■ **Activity**: Look through the entries below and return all lines including the word "hearts".

[Dataset rows describing interfaces]
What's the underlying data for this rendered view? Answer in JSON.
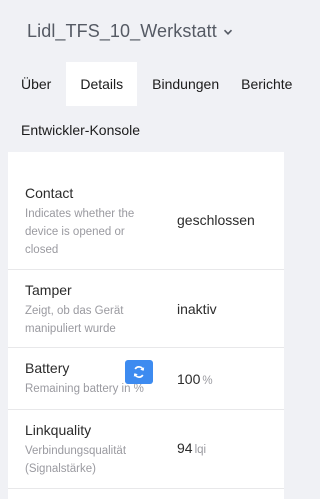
{
  "header": {
    "title": "Lidl_TFS_10_Werkstatt",
    "dropdown_icon": "chevron-down-icon"
  },
  "tabs": [
    {
      "label": "Über"
    },
    {
      "label": "Details",
      "active": true
    },
    {
      "label": "Bindungen"
    },
    {
      "label": "Berichte"
    },
    {
      "label": "Entwickler-Konsole"
    }
  ],
  "exposes": [
    {
      "name": "Contact",
      "description": "Indicates whether the device is opened or closed",
      "value": "geschlossen",
      "unit": ""
    },
    {
      "name": "Tamper",
      "description": "Zeigt, ob das Gerät manipuliert wurde",
      "value": "inaktiv",
      "unit": ""
    },
    {
      "name": "Battery",
      "description": "Remaining battery in %",
      "value": "100",
      "unit": "%",
      "refresh_icon": "refresh-icon"
    },
    {
      "name": "Linkquality",
      "description": "Verbindungsqualität (Signalstärke)",
      "value": "94",
      "unit": "lqi"
    }
  ],
  "colors": {
    "accent": "#3d8bf0",
    "background": "#f0f1f5",
    "card": "#ffffff"
  }
}
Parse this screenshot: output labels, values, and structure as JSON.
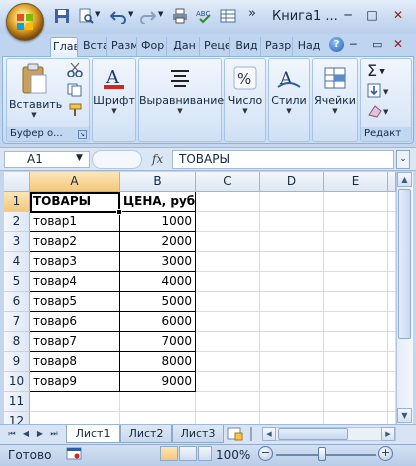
{
  "window": {
    "title": "Книга1 ...",
    "minimize": "─",
    "maximize": "□",
    "close": "✕"
  },
  "tabs": [
    "Глав",
    "Вста",
    "Разм",
    "Фор",
    "Дан",
    "Рецє",
    "Вид",
    "Разр",
    "Над"
  ],
  "ribbon": {
    "paste_label": "Вставить",
    "clipboard_group": "Буфер о...",
    "font_label": "Шрифт",
    "alignment_label": "Выравнивание",
    "number_label": "Число",
    "styles_label": "Стили",
    "cells_label": "Ячейки",
    "editing_group": "Редакт"
  },
  "formula_bar": {
    "name_box": "A1",
    "fx": "fx",
    "content": "ТОВАРЫ"
  },
  "columns": [
    "A",
    "B",
    "C",
    "D",
    "E"
  ],
  "rows": [
    "1",
    "2",
    "3",
    "4",
    "5",
    "6",
    "7",
    "8",
    "9",
    "10",
    "11",
    "12"
  ],
  "cells": {
    "a1": "ТОВАРЫ",
    "b1": "ЦЕНА, руб.",
    "items": [
      {
        "name": "товар1",
        "price": "1000"
      },
      {
        "name": "товар2",
        "price": "2000"
      },
      {
        "name": "товар3",
        "price": "3000"
      },
      {
        "name": "товар4",
        "price": "4000"
      },
      {
        "name": "товар5",
        "price": "5000"
      },
      {
        "name": "товар6",
        "price": "6000"
      },
      {
        "name": "товар7",
        "price": "7000"
      },
      {
        "name": "товар8",
        "price": "8000"
      },
      {
        "name": "товар9",
        "price": "9000"
      }
    ]
  },
  "sheets": [
    "Лист1",
    "Лист2",
    "Лист3"
  ],
  "status": {
    "ready": "Готово",
    "zoom": "100%"
  },
  "colors": {
    "accent": "#1f5fb3",
    "selection_header": "#f4c87b"
  }
}
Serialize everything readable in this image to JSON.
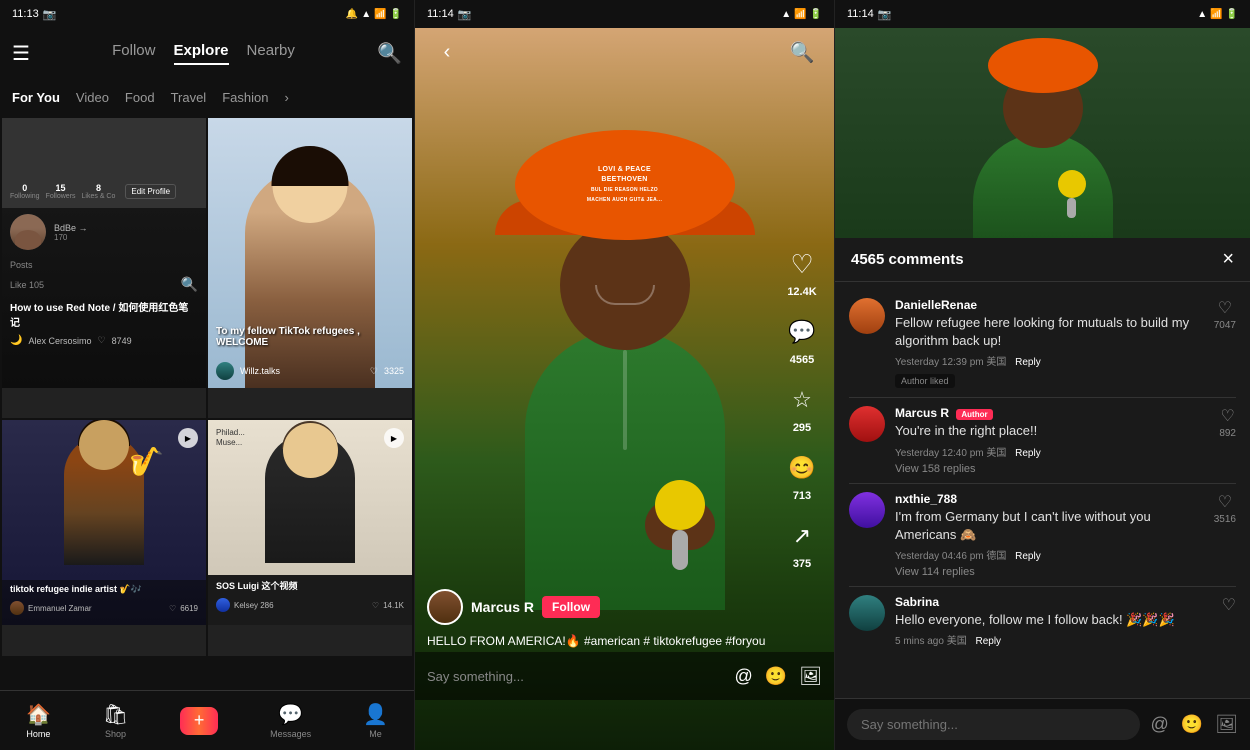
{
  "phone1": {
    "status": {
      "time": "11:13",
      "icons": "📷"
    },
    "nav": {
      "follow_label": "Follow",
      "explore_label": "Explore",
      "nearby_label": "Nearby"
    },
    "subtabs": [
      "For You",
      "Video",
      "Food",
      "Travel",
      "Fashion"
    ],
    "cards": [
      {
        "title": "How to use Red Note / 如何使用红色笔记",
        "username": "Alex Cersosimo",
        "likes": "8749"
      },
      {
        "title": "To my fellow TikTok refugees , WELCOME",
        "username": "Willz.talks",
        "likes": "3325"
      },
      {
        "title": "tiktok refugee indie artist 🎷🎶",
        "username": "Emmanuel Zamar",
        "likes": "6619"
      },
      {
        "title": "SOS Luigi 这个视频",
        "username": "Kelsey 286",
        "likes": "14.1K"
      }
    ],
    "bottomnav": {
      "home": "Home",
      "shop": "Shop",
      "add": "+",
      "messages": "Messages",
      "me": "Me"
    }
  },
  "phone2": {
    "status": {
      "time": "11:14"
    },
    "creator": "Marcus R",
    "follow_btn": "Follow",
    "caption": "HELLO FROM AMERICA!🔥 #american # tiktokrefugee #foryou",
    "likes": "12.4K",
    "comments": "4565",
    "bookmarks": "295",
    "shares_label": "713",
    "music_label": "375",
    "comment_placeholder": "Say something..."
  },
  "phone3": {
    "status": {
      "time": "11:14"
    },
    "comments_title": "4565 comments",
    "close_btn": "×",
    "comments": [
      {
        "username": "DanielleRenae",
        "text": "Fellow refugee here looking for mutuals to build my algorithm back up!",
        "meta": "Yesterday 12:39 pm 美国",
        "reply_label": "Reply",
        "liked": true,
        "author_liked": "Author liked",
        "hearts": "7047",
        "view_replies": ""
      },
      {
        "username": "Marcus R",
        "author_badge": "Author",
        "text": "You're in the right place!!",
        "meta": "Yesterday 12:40 pm 美国",
        "reply_label": "Reply",
        "hearts": "892",
        "view_replies": "View 158 replies"
      },
      {
        "username": "nxthie_788",
        "text": "I'm from Germany but I can't live without you Americans 🙈",
        "meta": "Yesterday 04:46 pm 德国",
        "reply_label": "Reply",
        "hearts": "3516",
        "view_replies": "View 114 replies"
      },
      {
        "username": "Sabrina",
        "text": "Hello everyone, follow me I follow back! 🎉🎉🎉",
        "meta": "5 mins ago 美国",
        "reply_label": "Reply",
        "hearts": "",
        "view_replies": ""
      }
    ],
    "input_placeholder": "Say something..."
  }
}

■ **Task answer**:
        "hearts": "7047",
        "hearts": "892",
        "hearts": "3516",
        "hearts": "",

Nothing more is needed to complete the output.